I think back to the days I’d spent staring out windows wishing someone would care. I brush a loose strand of hair from my eyes, the sleeve of my jumper riding up to reveal the fading scar on my wrist.
I tug my sleeve back over it, forcing the horrid memory from my mind. Taking a deep breath, I lean forward, forearms resting on the back of the seat in front of me. From here I can see over Sophie’s shoulder to her phone that has the screen lit up with the song ‘I Need a Hero’ from Shrek.
Seriously? I can’t back down now. I need to talk to her.
I suck in a deep breath, moving to stand as the bus stops. However, a young businessman sits down beside me. I curse, flopping back onto my seat as the bus lurches into merging traffic.
Before long the bus reaches the city. Sophie reaches up to press the red stop button and I know the next stop will be hers. She slips an arm through the strap of her bag, pulling out her SmartRider from her phone case.
Sophie stands and glances only briefly behind at me as she shrugs on her bag. Her eyes are dry, though there’s a tightness to her lips that I know only too well.
It’s now or never.
I open my mouth to speak but no words come out.
Sophie smiles at me and there’s a sense of understanding in her gaze as if she knows what I’ve been thinking for the past half hour, the courage I’ve been trying to summon.
I’m sorry I wasn’t brave enough to talk to you. I hope you’re okay.
Sophie’s smile widens and I imagine the words coming from her lips: It’s okay. I understand. Thank you for trying.
I watch her wander off the bus, calling a thank you to the bus driver and I can’t help but think of it as a thank you to me too. Nonsense. I’m being stupid.
Sophie brushes hair from her face, squaring her shoulders as she strolls towards the stoplights.
You can go after her. You can still go and talk to her.
I glance up at the red stop button by my head.

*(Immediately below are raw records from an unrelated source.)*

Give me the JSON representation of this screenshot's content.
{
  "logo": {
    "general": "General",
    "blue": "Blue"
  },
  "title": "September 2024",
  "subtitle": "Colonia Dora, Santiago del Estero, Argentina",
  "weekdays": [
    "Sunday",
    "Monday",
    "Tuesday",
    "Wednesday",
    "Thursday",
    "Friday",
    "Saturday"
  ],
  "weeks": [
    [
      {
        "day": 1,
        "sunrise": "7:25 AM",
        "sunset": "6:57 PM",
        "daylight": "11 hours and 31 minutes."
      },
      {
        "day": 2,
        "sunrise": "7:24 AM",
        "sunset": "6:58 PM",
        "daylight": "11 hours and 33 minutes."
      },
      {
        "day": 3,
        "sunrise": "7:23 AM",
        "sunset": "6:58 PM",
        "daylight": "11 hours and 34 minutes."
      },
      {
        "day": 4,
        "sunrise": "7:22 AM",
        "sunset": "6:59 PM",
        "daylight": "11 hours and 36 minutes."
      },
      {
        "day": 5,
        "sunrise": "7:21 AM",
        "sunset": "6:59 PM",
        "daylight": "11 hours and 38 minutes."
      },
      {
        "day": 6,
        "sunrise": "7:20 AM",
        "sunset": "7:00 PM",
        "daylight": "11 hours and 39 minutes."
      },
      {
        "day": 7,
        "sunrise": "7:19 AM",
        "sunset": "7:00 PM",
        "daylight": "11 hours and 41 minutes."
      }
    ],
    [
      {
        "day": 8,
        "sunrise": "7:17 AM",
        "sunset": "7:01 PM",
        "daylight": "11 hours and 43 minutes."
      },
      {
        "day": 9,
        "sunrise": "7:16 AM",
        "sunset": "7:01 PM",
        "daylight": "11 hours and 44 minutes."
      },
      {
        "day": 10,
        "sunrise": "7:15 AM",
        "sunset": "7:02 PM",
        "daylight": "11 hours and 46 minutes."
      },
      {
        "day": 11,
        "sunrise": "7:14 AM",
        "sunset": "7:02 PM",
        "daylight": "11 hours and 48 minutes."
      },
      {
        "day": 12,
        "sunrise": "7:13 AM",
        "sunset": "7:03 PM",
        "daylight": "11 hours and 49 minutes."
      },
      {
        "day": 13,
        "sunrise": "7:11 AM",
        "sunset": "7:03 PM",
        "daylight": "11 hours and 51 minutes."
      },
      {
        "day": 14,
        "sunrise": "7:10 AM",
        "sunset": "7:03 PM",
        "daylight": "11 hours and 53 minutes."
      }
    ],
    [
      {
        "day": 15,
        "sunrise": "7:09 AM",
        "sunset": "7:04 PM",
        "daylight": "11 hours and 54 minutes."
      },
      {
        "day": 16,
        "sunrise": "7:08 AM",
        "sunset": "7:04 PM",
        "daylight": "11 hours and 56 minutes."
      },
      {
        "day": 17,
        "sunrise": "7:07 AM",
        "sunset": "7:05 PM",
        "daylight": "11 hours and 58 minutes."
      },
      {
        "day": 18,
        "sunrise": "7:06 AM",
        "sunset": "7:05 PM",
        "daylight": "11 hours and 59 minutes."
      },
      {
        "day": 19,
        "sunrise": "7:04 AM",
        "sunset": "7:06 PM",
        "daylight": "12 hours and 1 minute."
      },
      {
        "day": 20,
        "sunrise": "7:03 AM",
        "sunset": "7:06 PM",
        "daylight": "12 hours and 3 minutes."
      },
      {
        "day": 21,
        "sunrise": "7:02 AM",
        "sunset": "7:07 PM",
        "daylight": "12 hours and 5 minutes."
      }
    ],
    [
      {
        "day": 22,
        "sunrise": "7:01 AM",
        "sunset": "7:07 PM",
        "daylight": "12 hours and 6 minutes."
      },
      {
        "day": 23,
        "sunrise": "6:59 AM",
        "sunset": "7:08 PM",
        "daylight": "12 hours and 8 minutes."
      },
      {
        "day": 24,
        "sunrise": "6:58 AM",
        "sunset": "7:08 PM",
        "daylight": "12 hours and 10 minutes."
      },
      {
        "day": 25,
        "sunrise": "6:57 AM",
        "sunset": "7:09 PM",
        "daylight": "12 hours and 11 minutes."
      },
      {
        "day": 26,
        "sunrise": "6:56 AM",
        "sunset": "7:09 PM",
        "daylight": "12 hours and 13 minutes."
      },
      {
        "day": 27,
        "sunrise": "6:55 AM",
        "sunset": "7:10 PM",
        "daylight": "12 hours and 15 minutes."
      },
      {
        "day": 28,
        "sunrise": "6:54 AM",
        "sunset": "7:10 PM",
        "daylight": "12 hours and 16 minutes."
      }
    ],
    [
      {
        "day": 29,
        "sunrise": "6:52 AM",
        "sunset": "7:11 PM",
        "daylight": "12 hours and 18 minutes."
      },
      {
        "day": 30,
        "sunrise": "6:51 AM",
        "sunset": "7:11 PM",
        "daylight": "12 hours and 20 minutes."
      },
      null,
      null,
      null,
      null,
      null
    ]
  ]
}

You can hang in the city and not go home. You still have a chance.
I chew my bottom lip, wincing as my tooth pierces skin, the metallic tang of blood filling my mouth. My fingers itch to hit the button. Sophie’s going home.
But I’m not Sophie.
“Are you getting off?” The man beside me questions.
The light changes and the bus drives off. “No,” I tell him. I’m heading home.
As I walk through my front door a half hour later I put on a brave face. I can do this.
I square my shoulders, walking into the kitchen that reeks of off food, with day old dishes piled up around the sink, food still stuck to the surface of them that the ants seem to be loving, scurrying around.
I open the fridge, pulling out the leftover meat pizza from last night, shoved behind bottles of beer and cider.
Stuffing a piece into my mouth I grab a rubbish bag and begin to chuck all the empty bottles, food wrappers and weeks-old food into it. I then fill the sink with hot water and start on the dishes.
It’s disgusting and the water is soon a murky brown, food scraps swirling around. I nearly gag, having to step away from the bench.
Breathe. You can do this.
Exhaling, I roll my shoulders, stretching for a moment, muscles aching from standing hunched over the sink.
Go have a shower and watch TV.
No, I have to finish the dishes first.
Why? Mum made most of them. You shouldn’t be cleaning up after her.
But if I don’t then they won’t get done at all.
I straighten my spine, tightening my shoulders once more as I reach for the next plate.